Since its enactment in 2010, the Affordable Care Act has made a huge difference in the lives of Marylanders, including here in the Fifth District. The law took a three-pronged approach to address the problems that plagued our health care system by working to bring down the cost of health coverage; increase access to quality health care; and end discriminatory practices that prevented many Americans from being able to get covered. In all three areas, the Affordable Care Act has proven its worth, helping over 20 million Americans who were previously uninsured obtain coverage, lowering out-of-pocket costs for consumers, and banning insurers from denying coverage to those with pre-existing conditions or from charging women higher premiums for the same coverage as men. Moreover, the law also broadened access by expanding Medicaid eligibility and allowing parents to cover their adult children up to age twenty-six through their own plans.
Repeal with no replacement would mean an economic and health disaster for families across Maryland and our country. Were the Affordable Care Act to be repealed, 30 million Americans would lose access to health insurance, including 347,000 Marylanders.

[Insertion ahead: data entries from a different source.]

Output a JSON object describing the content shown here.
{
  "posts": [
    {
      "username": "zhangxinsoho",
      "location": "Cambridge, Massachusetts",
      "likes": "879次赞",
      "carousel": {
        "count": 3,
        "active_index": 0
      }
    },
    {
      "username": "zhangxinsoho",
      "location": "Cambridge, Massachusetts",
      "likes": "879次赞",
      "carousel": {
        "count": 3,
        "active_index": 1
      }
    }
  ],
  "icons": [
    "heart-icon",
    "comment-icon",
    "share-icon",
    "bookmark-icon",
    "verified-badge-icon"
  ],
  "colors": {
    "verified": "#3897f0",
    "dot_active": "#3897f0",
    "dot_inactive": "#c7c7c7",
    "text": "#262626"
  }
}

Tens of millions more would see their out-of-pocket costs rise, including nearly three million Marylanders who now have private health insurance that covers preventive services without any co-pays, coinsurance, or deductibles. Approximately 975,000 Marylanders with pre-existing conditions – such as asthma, epilepsy, or diabetes – could be denied insurance coverage once more, and women could be forced to pay higher rates than men. Forty-one thousand Marylanders between the ages of eighteen and twenty-six would lose coverage through their parents’ plans. The consequences of repeal would be felt in families and communities from Leonardtown to La Plata to College Park and everywhere in between.
Recently, I heard from Fifth District residents whose families have benefitted from the Affordable Care Act and are deeply worried about the law being repealed. One young woman, from California in St. Mary’s County, wrote to me out of concern for her family. “My father is retiring this year,” she said in her letter, “and while I will be safe on my own employer insurance plan, I fear for my younger sister who has not yet graduated and is dependent on my father and this ACA [under-26 rule] clause for her care. I am afraid a lack of coverage will discourage her from necessary and preventive medical care.”

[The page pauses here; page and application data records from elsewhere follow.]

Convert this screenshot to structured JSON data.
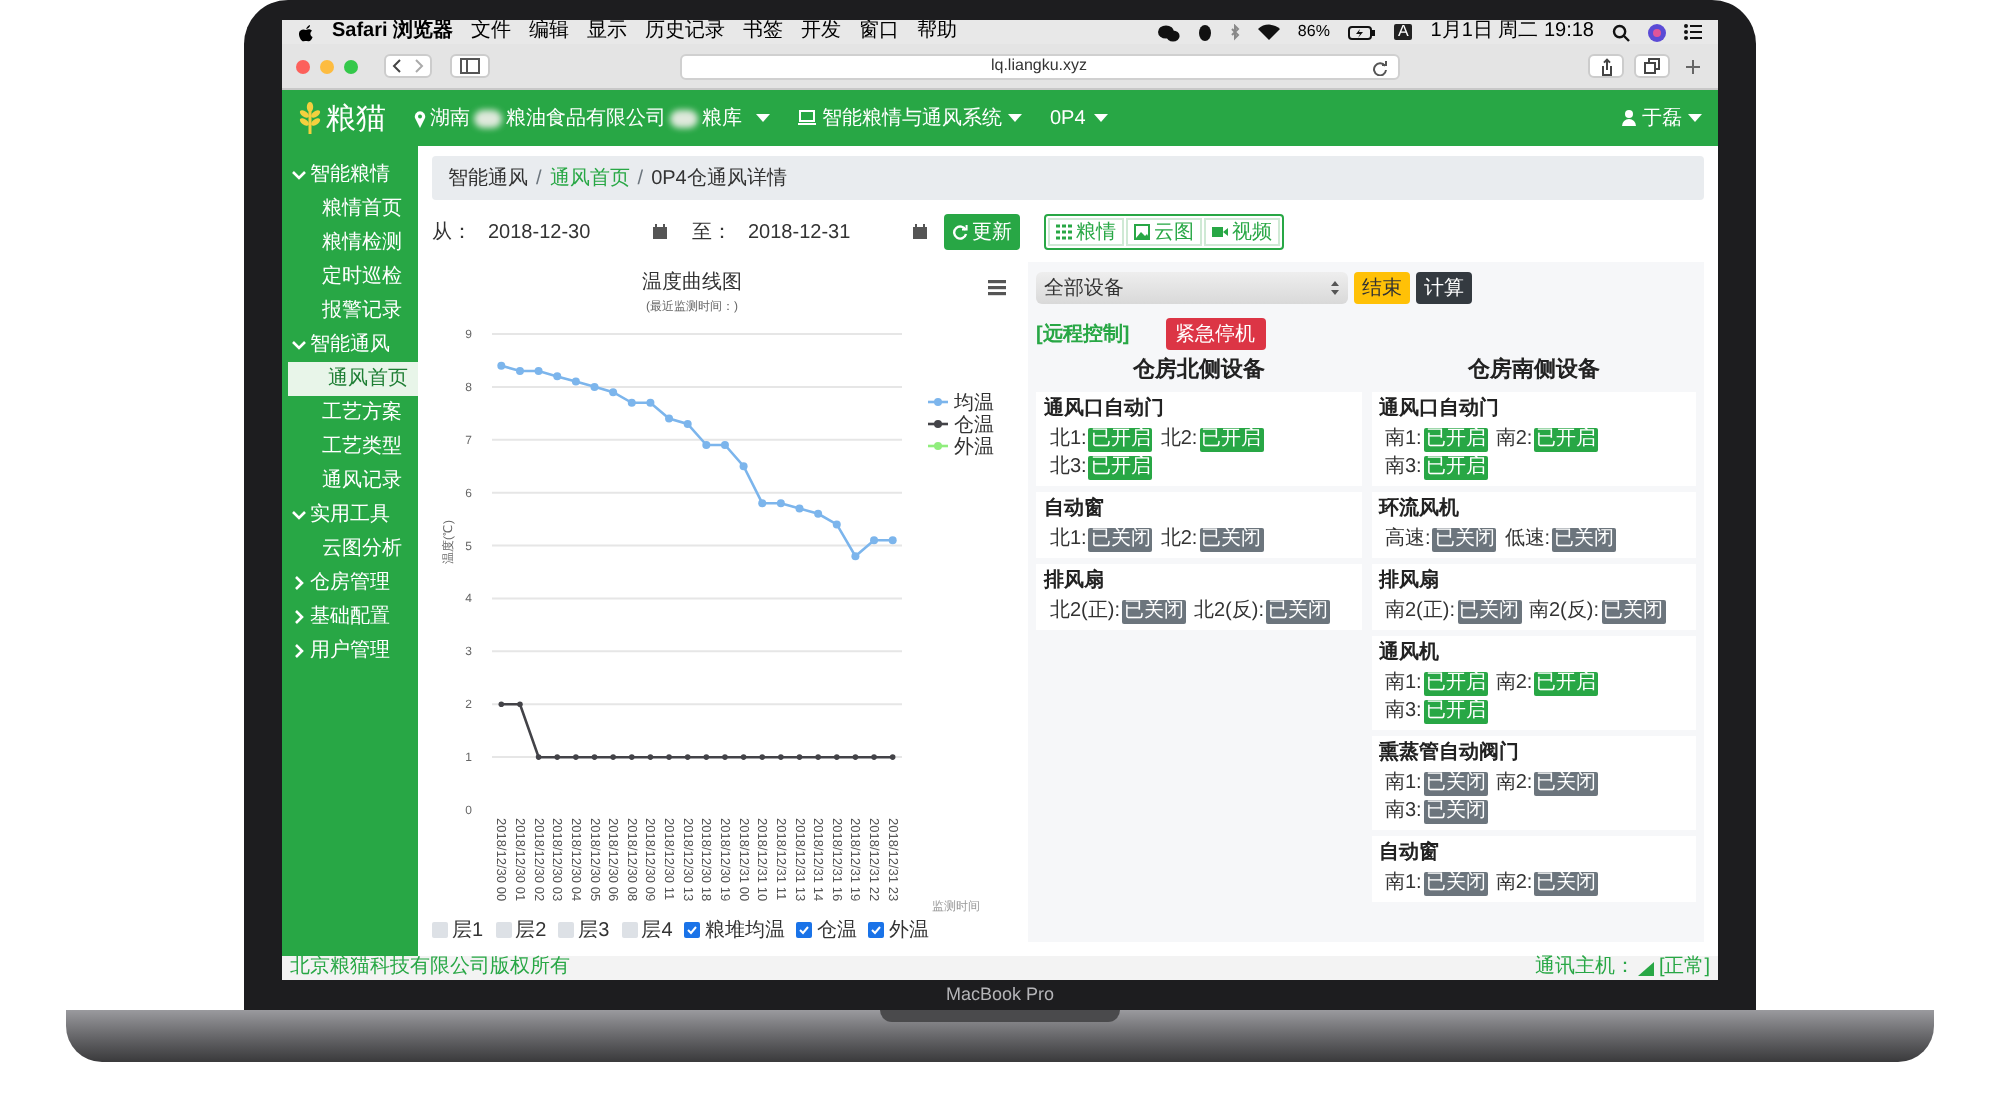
{
  "menu_bar": {
    "app": "Safari 浏览器",
    "menus": [
      "文件",
      "编辑",
      "显示",
      "历史记录",
      "书签",
      "开发",
      "窗口",
      "帮助"
    ],
    "battery": "86%",
    "input_source": "A",
    "clock": "1月1日 周二 19:18"
  },
  "browser": {
    "url": "lq.liangku.xyz"
  },
  "navbar": {
    "brand": "粮猫",
    "location_parts": [
      "湖南",
      "粮油食品有限公司",
      "粮库"
    ],
    "system": "智能粮情与通风系统",
    "warehouse": "0P4",
    "user": "于磊"
  },
  "sidebar": {
    "items": [
      {
        "label": "智能粮情",
        "expanded": true,
        "selected": false,
        "children": [
          {
            "label": "粮情首页",
            "selected": false
          },
          {
            "label": "粮情检测",
            "selected": false
          },
          {
            "label": "定时巡检",
            "selected": false
          },
          {
            "label": "报警记录",
            "selected": false
          }
        ]
      },
      {
        "label": "智能通风",
        "expanded": true,
        "selected": false,
        "children": [
          {
            "label": "通风首页",
            "selected": true
          },
          {
            "label": "工艺方案",
            "selected": false
          },
          {
            "label": "工艺类型",
            "selected": false
          },
          {
            "label": "通风记录",
            "selected": false
          }
        ]
      },
      {
        "label": "实用工具",
        "expanded": true,
        "selected": false,
        "children": [
          {
            "label": "云图分析",
            "selected": false
          }
        ]
      },
      {
        "label": "仓房管理",
        "expanded": false,
        "selected": false
      },
      {
        "label": "基础配置",
        "expanded": false,
        "selected": false
      },
      {
        "label": "用户管理",
        "expanded": false,
        "selected": false
      }
    ]
  },
  "breadcrumb": {
    "separator": "/",
    "items": [
      {
        "label": "智能通风",
        "link": false
      },
      {
        "label": "通风首页",
        "link": true
      },
      {
        "label": "0P4仓通风详情",
        "link": false
      }
    ]
  },
  "date_filter": {
    "from_label": "从：",
    "from": "2018-12-30",
    "to_label": "至：",
    "to": "2018-12-31",
    "refresh_button": "更新"
  },
  "view_tabs": [
    {
      "label": "粮情",
      "kind": "grid"
    },
    {
      "label": "云图",
      "kind": "image"
    },
    {
      "label": "视频",
      "kind": "video"
    }
  ],
  "chart": {
    "subtitle": "(最近监测时间：)",
    "legend_toggles": [
      {
        "label": "层1",
        "checked": false
      },
      {
        "label": "层2",
        "checked": false
      },
      {
        "label": "层3",
        "checked": false
      },
      {
        "label": "层4",
        "checked": false
      },
      {
        "label": "粮堆均温",
        "checked": true
      },
      {
        "label": "仓温",
        "checked": true
      },
      {
        "label": "外温",
        "checked": true
      }
    ],
    "chart_data": {
      "type": "line",
      "title": "温度曲线图",
      "xlabel": "监测时间",
      "ylabel": "温度(℃)",
      "categories": [
        "2018/12/30 00",
        "2018/12/30 01",
        "2018/12/30 02",
        "2018/12/30 03",
        "2018/12/30 04",
        "2018/12/30 05",
        "2018/12/30 06",
        "2018/12/30 08",
        "2018/12/30 09",
        "2018/12/30 11",
        "2018/12/30 13",
        "2018/12/30 18",
        "2018/12/30 19",
        "2018/12/31 00",
        "2018/12/31 10",
        "2018/12/31 11",
        "2018/12/31 13",
        "2018/12/31 14",
        "2018/12/31 16",
        "2018/12/31 19",
        "2018/12/31 22",
        "2018/12/31 23"
      ],
      "ylim": [
        0,
        9
      ],
      "grid": true,
      "legend": true,
      "yticks": [
        0,
        1,
        2,
        3,
        4,
        5,
        6,
        7,
        8,
        9
      ],
      "series": [
        {
          "name": "均温",
          "color": "#7cb5ec",
          "marker": true,
          "values": [
            8.4,
            8.3,
            8.3,
            8.2,
            8.1,
            8.0,
            7.9,
            7.7,
            7.7,
            7.4,
            7.3,
            6.9,
            6.9,
            6.5,
            5.8,
            5.8,
            5.7,
            5.6,
            5.4,
            4.8,
            5.1,
            5.1
          ]
        },
        {
          "name": "仓温",
          "color": "#434348",
          "marker": true,
          "values": [
            2,
            2,
            1,
            1,
            1,
            1,
            1,
            1,
            1,
            1,
            1,
            1,
            1,
            1,
            1,
            1,
            1,
            1,
            1,
            1,
            1,
            1
          ]
        },
        {
          "name": "外温",
          "color": "#90ed7d",
          "marker": true,
          "values": [
            null,
            null,
            null,
            null,
            null,
            null,
            null,
            null,
            null,
            null,
            null,
            null,
            null,
            null,
            null,
            null,
            null,
            null,
            null,
            null,
            null,
            null
          ]
        }
      ]
    }
  },
  "control_panel": {
    "device_select": "全部设备",
    "end_button": "结束",
    "calc_button": "计算",
    "remote_label": "[远程控制]",
    "stop_button": "紧急停机",
    "columns": [
      {
        "title": "仓房北侧设备",
        "groups": [
          {
            "title": "通风口自动门",
            "items": [
              {
                "label": "北1:",
                "on": true,
                "status": "已开启"
              },
              {
                "label": "北2:",
                "on": true,
                "status": "已开启"
              },
              {
                "label": "北3:",
                "on": true,
                "status": "已开启"
              }
            ]
          },
          {
            "title": "自动窗",
            "items": [
              {
                "label": "北1:",
                "on": false,
                "status": "已关闭"
              },
              {
                "label": "北2:",
                "on": false,
                "status": "已关闭"
              }
            ]
          },
          {
            "title": "排风扇",
            "items": [
              {
                "label": "北2(正):",
                "on": false,
                "status": "已关闭"
              },
              {
                "label": "北2(反):",
                "on": false,
                "status": "已关闭"
              }
            ]
          }
        ]
      },
      {
        "title": "仓房南侧设备",
        "groups": [
          {
            "title": "通风口自动门",
            "items": [
              {
                "label": "南1:",
                "on": true,
                "status": "已开启"
              },
              {
                "label": "南2:",
                "on": true,
                "status": "已开启"
              },
              {
                "label": "南3:",
                "on": true,
                "status": "已开启"
              }
            ]
          },
          {
            "title": "环流风机",
            "items": [
              {
                "label": "高速:",
                "on": false,
                "status": "已关闭"
              },
              {
                "label": "低速:",
                "on": false,
                "status": "已关闭"
              }
            ]
          },
          {
            "title": "排风扇",
            "items": [
              {
                "label": "南2(正):",
                "on": false,
                "status": "已关闭"
              },
              {
                "label": "南2(反):",
                "on": false,
                "status": "已关闭"
              }
            ]
          },
          {
            "title": "通风机",
            "items": [
              {
                "label": "南1:",
                "on": true,
                "status": "已开启"
              },
              {
                "label": "南2:",
                "on": true,
                "status": "已开启"
              },
              {
                "label": "南3:",
                "on": true,
                "status": "已开启"
              }
            ]
          },
          {
            "title": "熏蒸管自动阀门",
            "items": [
              {
                "label": "南1:",
                "on": false,
                "status": "已关闭"
              },
              {
                "label": "南2:",
                "on": false,
                "status": "已关闭"
              },
              {
                "label": "南3:",
                "on": false,
                "status": "已关闭"
              }
            ]
          },
          {
            "title": "自动窗",
            "items": [
              {
                "label": "南1:",
                "on": false,
                "status": "已关闭"
              },
              {
                "label": "南2:",
                "on": false,
                "status": "已关闭"
              }
            ]
          }
        ]
      }
    ]
  },
  "footer": {
    "copyright": "北京粮猫科技有限公司版权所有",
    "host_label": "通讯主机：",
    "host_status": "[正常]"
  },
  "device_label": "MacBook Pro"
}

Another constituent, from Beltsville in Prince George’s County, shared in a letter that she and her husband are “struggling small business owners,” and “the ACA gave us an opportunity to afford health care.” She went on to explain that, in addition to requiring a knee replacement herself, her husband suffers from diabetes, and “we cannot afford to pay for these healthcare services on our own” out of pocket. “Needless to say,” the woman wrote me, “we, like so many others, are now completely terrified at what is to come.”
These were just two of the many letters, phone calls, and social media messages I’ve received from across the Fifth District showing how the Affordable Care Act is working and expressing concern about Republican plans to repeal it.
These families, like so many others in Maryland’s Fifth District, have benefited from the patient protections, greater accessibility, and cost savings included in the Affordable Care Act to get the health coverage they need. Concerns about the cost of health care need to be addressed, but scrapping the life-saving and life-changing health care reforms of the Affordable Care Act wholesale is not the answer. Instead, the new Republican Congress and next administration ought to sit down with Democrats and with stakeholders from across our nation’s health care system – including patients and families – to find ways to improve the law and prevent the spike in health care costs that would result from repeal.
Republicans will soon control Congress and the White House, and they will have to own the consequences for any changes to health care in our country under their watch. Whether they pursue immediate repeal or so-called ‘repeal-and-delay,’ the negative impact of such a move on our economy and our people will be significant and felt in Americans’ everyday lives. We know that Republicans in Congress have no plan to replace the Affordable Care Act if they repeal it. If they did, we would have seen it by now.
For the sake of these Marylanders who wrote me out of concern for the future of the Affordable Care Act – and for the many others who share their fears of repeal – I will continue to fight against efforts in Congress to turn the clock back. All Americans deserve to live healthy lives, without ever having to choose between affording health insurance and putting dinner on the table or paying the mortgage. That’s what the Affordable Care Act has moved us closer to achieving – and what we must continue to strive for in the years ahead.